Mucosal-associated invariant T cells (MAIT cells) recognize bacterial metabolites as antigen and are found in blood and tissues, where they are poised to contribute to barrier immunity. Recent data demonstrate that MAIT cells located in mucosal barrier tissues are functionally distinct from their blood counterparts, but the relationship and circulation of MAIT cells between blood and different tissue compartments remains poorly understood. Previous studies raised the possibility that MAIT cells do not leave tissue and may either be retained or undergo apoptosis. To directly address if human MAIT cells exit tissues, we collected human donor–matched thoracic duct lymph and blood and analyzed MAIT cell phenotype, transcriptome, and T cell receptor (TCR) diversity by flow cytometry and RNA sequencing. We found that MAIT cells were present in the lymph, despite being largely CCR7– in the blood, thus indicating that MAIT cells in the lymph migrated from tissues and were capable of exiting tissues to recirculate. Importantly, MAIT cells in the lymph and blood had highly overlapping clonotype usage but distinct transcriptome signatures, indicative of differential activation states.
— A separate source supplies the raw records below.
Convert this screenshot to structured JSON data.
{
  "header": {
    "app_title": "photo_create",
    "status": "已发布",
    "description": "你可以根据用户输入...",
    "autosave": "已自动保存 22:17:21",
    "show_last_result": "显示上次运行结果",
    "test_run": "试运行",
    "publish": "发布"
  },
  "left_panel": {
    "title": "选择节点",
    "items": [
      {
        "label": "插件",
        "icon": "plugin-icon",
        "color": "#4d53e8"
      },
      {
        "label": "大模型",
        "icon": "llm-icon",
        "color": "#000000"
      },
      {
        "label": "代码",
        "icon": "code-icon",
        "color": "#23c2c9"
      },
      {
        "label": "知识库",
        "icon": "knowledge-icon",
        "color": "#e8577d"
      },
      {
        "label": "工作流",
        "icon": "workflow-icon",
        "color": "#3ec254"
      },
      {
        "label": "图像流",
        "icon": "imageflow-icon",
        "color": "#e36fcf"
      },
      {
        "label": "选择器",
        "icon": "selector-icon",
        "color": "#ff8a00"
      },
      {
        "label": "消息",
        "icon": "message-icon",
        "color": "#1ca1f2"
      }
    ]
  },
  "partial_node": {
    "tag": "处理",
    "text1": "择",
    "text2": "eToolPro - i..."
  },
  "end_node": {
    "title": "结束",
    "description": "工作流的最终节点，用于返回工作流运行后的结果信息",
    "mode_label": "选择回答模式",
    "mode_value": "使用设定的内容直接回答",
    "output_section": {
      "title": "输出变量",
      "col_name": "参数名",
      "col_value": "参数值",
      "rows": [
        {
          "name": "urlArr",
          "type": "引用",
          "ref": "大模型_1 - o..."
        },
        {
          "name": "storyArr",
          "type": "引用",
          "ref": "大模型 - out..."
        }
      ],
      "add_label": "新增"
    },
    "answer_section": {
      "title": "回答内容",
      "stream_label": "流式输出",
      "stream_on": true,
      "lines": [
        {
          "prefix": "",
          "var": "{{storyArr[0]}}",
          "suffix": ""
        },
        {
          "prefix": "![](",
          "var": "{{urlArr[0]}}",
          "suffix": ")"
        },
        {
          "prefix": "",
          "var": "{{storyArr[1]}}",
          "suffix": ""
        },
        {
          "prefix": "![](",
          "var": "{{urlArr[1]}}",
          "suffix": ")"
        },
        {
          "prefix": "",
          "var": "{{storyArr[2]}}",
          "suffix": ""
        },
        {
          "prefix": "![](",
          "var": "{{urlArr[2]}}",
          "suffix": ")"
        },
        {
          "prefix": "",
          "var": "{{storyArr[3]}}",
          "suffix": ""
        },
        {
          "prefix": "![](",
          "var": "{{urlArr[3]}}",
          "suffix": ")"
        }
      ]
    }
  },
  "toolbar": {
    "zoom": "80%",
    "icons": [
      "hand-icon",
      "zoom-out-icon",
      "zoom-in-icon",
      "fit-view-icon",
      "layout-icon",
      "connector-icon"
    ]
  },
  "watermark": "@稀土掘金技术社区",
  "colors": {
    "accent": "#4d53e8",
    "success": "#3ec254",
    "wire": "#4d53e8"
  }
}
Valentin Voillet, Marcus Buggert, Chloe K. Slichter, Julia D. Berkson, Florian Mair, Mary M. Addison, Yoav Dori, Gregory Nadolski, Maxim G. Itkin, Raphael Gottardo, Michael R. Betts, Martin Prlic
Characterization of MAIT cells in human lymph compared with peripheral blood.